- Cook, stirring, until the sauce is thickened, about 1 minute. Remove from the heat. Add the noodles; toss to coat. Top with cilantro.
Over the last several years, the chef's table has gone from being a rare and unique dining activity to almost a customary restaurant experience, at least in many large cities. From Oakland's Commis to New York City's Co., Chicago's Cibo Matto to LA's Church and State, chef's tables are popping up everywhere. Positioned in or near the kitchen of the restaurant, they're usually reserved for special attendees — with a steep price to correspond with the behind-the-scenes opportunity. Have you ever dined at a chef's table, and if so, where?
Source: Flickr User Sarah_Ackerman
Hot Rum, Pineapple, and Maple Toddy

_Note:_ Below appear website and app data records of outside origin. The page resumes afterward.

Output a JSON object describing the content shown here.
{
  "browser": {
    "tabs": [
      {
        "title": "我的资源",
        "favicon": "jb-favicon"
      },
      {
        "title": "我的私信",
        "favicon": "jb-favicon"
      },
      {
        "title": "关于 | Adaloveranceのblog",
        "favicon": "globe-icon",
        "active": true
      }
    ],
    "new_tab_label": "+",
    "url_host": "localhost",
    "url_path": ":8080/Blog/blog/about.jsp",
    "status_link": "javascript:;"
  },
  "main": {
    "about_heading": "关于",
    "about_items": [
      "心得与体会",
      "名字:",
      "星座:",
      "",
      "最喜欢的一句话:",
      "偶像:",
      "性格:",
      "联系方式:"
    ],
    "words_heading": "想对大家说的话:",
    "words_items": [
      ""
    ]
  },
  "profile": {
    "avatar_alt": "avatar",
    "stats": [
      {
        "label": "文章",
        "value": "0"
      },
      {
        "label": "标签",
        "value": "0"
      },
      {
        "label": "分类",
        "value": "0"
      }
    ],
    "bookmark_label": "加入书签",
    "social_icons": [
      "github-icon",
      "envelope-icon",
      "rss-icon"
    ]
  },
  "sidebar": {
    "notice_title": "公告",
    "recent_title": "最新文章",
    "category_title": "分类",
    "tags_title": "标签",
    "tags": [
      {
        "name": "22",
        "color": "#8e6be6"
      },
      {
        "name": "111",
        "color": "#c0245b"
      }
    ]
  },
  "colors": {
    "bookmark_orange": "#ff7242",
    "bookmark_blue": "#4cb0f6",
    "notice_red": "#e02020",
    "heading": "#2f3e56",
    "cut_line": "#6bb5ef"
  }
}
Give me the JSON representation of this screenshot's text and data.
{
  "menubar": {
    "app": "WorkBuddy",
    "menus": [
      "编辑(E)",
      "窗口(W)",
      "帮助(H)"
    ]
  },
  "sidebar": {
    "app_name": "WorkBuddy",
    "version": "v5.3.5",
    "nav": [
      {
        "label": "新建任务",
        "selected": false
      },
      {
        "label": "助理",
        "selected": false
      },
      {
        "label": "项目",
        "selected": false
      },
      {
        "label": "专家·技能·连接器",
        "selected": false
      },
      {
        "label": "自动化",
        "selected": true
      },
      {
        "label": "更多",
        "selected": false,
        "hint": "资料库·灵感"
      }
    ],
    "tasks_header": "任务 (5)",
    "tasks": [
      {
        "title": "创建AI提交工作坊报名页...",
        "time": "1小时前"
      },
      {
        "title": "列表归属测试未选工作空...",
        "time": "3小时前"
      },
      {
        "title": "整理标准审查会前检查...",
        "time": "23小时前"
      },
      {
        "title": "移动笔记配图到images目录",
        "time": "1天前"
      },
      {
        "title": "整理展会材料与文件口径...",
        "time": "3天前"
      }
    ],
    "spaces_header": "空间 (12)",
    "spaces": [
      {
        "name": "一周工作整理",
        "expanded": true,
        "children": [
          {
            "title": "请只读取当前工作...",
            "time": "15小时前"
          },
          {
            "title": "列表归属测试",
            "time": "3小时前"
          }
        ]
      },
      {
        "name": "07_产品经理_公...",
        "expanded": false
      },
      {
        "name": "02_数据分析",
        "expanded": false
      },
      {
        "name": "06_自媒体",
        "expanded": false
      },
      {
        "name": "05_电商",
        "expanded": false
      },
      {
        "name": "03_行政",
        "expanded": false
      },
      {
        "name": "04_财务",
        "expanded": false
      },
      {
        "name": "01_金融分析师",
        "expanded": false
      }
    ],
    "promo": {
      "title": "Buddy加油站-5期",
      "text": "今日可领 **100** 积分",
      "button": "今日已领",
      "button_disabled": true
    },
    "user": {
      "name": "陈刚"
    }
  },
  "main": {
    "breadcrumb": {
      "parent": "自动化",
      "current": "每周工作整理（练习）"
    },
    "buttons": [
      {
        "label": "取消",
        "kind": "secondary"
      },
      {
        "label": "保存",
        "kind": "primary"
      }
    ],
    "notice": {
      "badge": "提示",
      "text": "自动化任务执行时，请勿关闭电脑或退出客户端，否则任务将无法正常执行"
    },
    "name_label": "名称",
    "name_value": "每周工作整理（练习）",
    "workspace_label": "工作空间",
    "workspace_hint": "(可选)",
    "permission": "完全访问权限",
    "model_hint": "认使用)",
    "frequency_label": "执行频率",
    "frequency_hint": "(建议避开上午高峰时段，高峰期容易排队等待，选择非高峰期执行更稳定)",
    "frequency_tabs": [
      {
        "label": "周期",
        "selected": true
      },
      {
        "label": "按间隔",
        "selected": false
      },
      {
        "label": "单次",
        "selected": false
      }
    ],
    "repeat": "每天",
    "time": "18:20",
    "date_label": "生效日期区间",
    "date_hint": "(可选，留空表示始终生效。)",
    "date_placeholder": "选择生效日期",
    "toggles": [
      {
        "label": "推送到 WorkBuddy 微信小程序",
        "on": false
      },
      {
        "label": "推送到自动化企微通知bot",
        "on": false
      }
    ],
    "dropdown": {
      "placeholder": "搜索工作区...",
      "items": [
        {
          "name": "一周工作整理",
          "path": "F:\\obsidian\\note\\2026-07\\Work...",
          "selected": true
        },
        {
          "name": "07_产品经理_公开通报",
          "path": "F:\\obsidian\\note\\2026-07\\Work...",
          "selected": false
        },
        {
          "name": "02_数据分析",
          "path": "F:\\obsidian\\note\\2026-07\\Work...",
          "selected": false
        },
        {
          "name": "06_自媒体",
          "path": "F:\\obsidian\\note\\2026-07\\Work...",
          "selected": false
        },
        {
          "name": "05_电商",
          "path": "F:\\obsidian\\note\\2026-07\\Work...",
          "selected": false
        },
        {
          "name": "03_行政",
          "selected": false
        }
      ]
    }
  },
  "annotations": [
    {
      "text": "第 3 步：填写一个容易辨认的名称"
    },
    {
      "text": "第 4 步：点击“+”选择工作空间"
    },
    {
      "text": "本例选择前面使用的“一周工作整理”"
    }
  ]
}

1 cup pineapple juice
3 tablespoons pure maple syrup
1 tablespoon fresh lemon juice
1 cinnamon stick
1/2 cup heavy cream
1 cup dark rum
- In a small saucepan, bring the pineapple juice, 2 tablespoons maple syrup, the lemon juice, and cinnamon stick to a boil. Lower the heat and simmer for 5 minutes; remove from the heat.
- Meanwhile, in a medium bowl, beat the cream with the remaining 1 tablespoon maple syrup until soft peaks form.
- Divide the pineapple-maple mixture among 4 small teacups or mugs. Discard the cinnamon stick. Add 1/4 cup rum to each cup; top with a dollop of maple whipped cream. Serve immediately.
Makes 4 toddies.